  • Use the picture clues to clarify what’s happening. Reread.
  • Pick a familiar story to read instead.
  • Try one of your thinking strategies (visualize, connect to something else, or ask a question).

Practice visualization (or creating sensory images).

Explain to the child that readers can see the movie of what’s happening in their minds. You can call this visualization. Or mind movies. Or creating sensory images.

  1. Whatever you call it, practice this strategy in a story you read out loud to your child. Talk about what you see, smell, taste, etc. For example: “I see a big hairy monster with brown fur who smells like rotten eggs.” Tell your child that visualizing, or making mind movies, is a good sign that you understand. (Thumbs up!)
  1. Encourage your child to practice visualizing while reading a book themselves. Go slowly — a page or two at a time. Stop and ask if your child can see a mind movie. Ask them to share what it is.
  1. Remind your child that if they’re not seeing a movie about what’s happening in the text, they are probably not understanding. And that means it’s time to STOP. Get out your index card with suggestions of what to do next.

Try connecting the text to your life.

Make personal connections with the text to help comprehension and long term memory.

  1. Use the stem “This reminds me of…” to show your child how you make personal connections as you read aloud. For example: “This reminds me of when we went to the beach.” Or “This reminds me of your last birthday party.” You can make connections to your life, another story, a friend, or anything else you think of. This generally comes naturally to kids (“My friend’s dad is named Bob, too!”). Celebrate these connections.
  1. After you read a book aloud to them for practice, help your child practice making connections while reading on their own. See if they can find one or two personal connections in the text they’re reading to share with you.

Make predictions and ask questions.

Make predictions to set up what the story might be about. Questions do the same thing. If you’re curious about what might happen or what information you might learn, you’re setting yourself up for comprehension.

  1. Before you read a book, show your child how to do a book walk. Here’s how:
  • Look at the title page. Make observations about the title and the illustration.
  • Thumb through the pages, noticing the illustrations there, too.
  • Use your observations to make an informed prediction on what the book will be about.

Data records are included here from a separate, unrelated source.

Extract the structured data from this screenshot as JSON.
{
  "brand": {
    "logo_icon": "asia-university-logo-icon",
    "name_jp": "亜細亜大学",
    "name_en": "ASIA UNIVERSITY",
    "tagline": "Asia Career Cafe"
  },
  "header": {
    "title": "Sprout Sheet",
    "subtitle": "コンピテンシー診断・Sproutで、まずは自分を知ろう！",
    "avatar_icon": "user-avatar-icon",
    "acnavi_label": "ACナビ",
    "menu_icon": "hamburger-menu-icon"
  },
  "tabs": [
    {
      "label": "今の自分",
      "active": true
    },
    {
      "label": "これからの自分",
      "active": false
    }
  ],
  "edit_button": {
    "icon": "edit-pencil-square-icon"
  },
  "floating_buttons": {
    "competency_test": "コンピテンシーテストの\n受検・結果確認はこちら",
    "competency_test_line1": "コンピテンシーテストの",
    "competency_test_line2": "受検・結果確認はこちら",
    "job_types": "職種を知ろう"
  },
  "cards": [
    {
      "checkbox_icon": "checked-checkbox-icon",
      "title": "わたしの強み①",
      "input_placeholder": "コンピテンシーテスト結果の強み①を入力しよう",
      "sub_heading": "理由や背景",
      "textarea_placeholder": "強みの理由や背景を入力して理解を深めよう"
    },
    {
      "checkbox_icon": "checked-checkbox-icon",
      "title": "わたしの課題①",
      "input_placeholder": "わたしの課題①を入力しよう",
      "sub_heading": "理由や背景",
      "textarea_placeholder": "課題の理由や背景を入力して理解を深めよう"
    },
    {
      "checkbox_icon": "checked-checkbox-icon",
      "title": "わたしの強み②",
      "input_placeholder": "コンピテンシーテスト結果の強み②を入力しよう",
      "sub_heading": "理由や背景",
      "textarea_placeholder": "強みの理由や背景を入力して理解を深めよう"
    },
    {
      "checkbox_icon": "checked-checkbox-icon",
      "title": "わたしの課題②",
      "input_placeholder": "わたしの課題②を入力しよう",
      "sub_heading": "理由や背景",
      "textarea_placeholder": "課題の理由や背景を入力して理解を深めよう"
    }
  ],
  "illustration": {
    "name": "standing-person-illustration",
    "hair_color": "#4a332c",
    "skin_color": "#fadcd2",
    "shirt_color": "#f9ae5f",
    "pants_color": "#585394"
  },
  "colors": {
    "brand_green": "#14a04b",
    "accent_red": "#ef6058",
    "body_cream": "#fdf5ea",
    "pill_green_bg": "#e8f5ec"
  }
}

A book walk sets up comprehension success because your child will have an idea about the plot before they start reading. (“I think this book will be about a cowgirl and her mischievous dog who runs away.”) As always, practice this a lot.

  1. Ask questions before you start a story. Then read to find the answers. For example: “I wonder if the girl is going find her lost dog?” Model this for young readers by asking your own questions before you start reading.

Practice responding to text.

Some kids struggle to hold information in their short-term memories. Frequent responses can help these kids get the information of what they read into long-term memory. Also, for some kids, responding may be more fun than reading. At least for now.

  1. After your child reads a section of text, ask them to stop and respond. Responses include: tell you about the story, draw something from the story, or write about the story.
  1. Make reading social. When you read together, talk about what has happened in the book before, during, and after your reading session. Text a friend about what you just read. Skype with grandma and tell her about the book. Anything you can do to spark excitement and interactivity with the book can help, especially after reading.

Good readers use many strategies when reading text. While they’re reading, they’re monitoring meaning, visualizing, predicting, revising predictions, asking questions, connecting to their lives, and synthesizing information — just to name a few. Again, these strategies aren’t isolated in our brains in a linear process. (I wish!) But we can teach and reinforce individual thinking strategies one at a time so as to not overwhelm our beginning readers, especially those who are struggling.


Do you have any questions about how to help your child overcome reading difficulties? Let us know in the comments below!